...
1
2
3
4
5
...

References

SHOWING 1-7 OF 7 REFERENCES
Assessing the inhibitory account of retrieval-induced forgetting with implicit-memory tests.
TLDR
Across the 5 experiments poorer performance for unpracticed items was seen in conceptual implicit memory but not in perceptual implicit memory (stem completion, perceptual identification).
On the status of inhibitory mechanisms in cognition: memory retrieval as a model case.
TLDR
It is argued that inhibitory processes are used to resolve computational problems of selection common to memory retrieval and selective attention and that retrieval is best regarded as conceptually focused selective attention.
Remembering can cause forgetting: retrieval dynamics in long-term memory.
TLDR
A critical role for suppression in models of retrieval inhibition and a retrieval-induced forgetting that implicate the retrieval process itself in everyday forgetting are suggested.
A limit on retrieval-induced forgetting.
TLDR
Although the authors demonstrated a retrieval- induced forgetting effect using a category-cued recall task, they failed to show retrieval-induced forgetting on several different memory tests that used item-specific cues.
Continuing Influences of To-Be-Forgotten Information
TLDR

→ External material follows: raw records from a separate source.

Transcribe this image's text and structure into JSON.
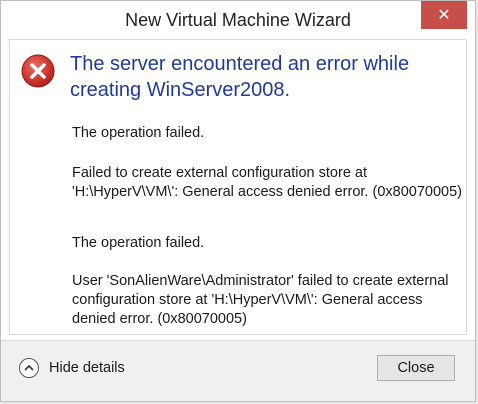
{
  "window": {
    "title": "New Virtual Machine Wizard",
    "close_glyph": "✕"
  },
  "error": {
    "icon": "error-icon",
    "heading": "The server encountered an error while creating WinServer2008.",
    "messages": [
      "The operation failed.",
      "Failed to create external configuration store at 'H:\\HyperV\\VM\\': General access denied error. (0x80070005)",
      "The operation failed.",
      "User 'SonAlienWare\\Administrator' failed to create external configuration store at 'H:\\HyperV\\VM\\': General access denied error. (0x80070005)"
    ]
  },
  "footer": {
    "details_label": "Hide details",
    "details_icon": "chevron-up-icon",
    "close_label": "Close"
  },
  "colors": {
    "heading": "#1f3b99",
    "error_red": "#d0312d",
    "titlebar_close": "#c74f4a"
  }
}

It is argued that it is critical for humans to forget; that is, to have some means of preventing out-of-date information from interfering with the recall of current information, and that the primary means of accomplishing adaptive updating of human memory is retrieval inhibition.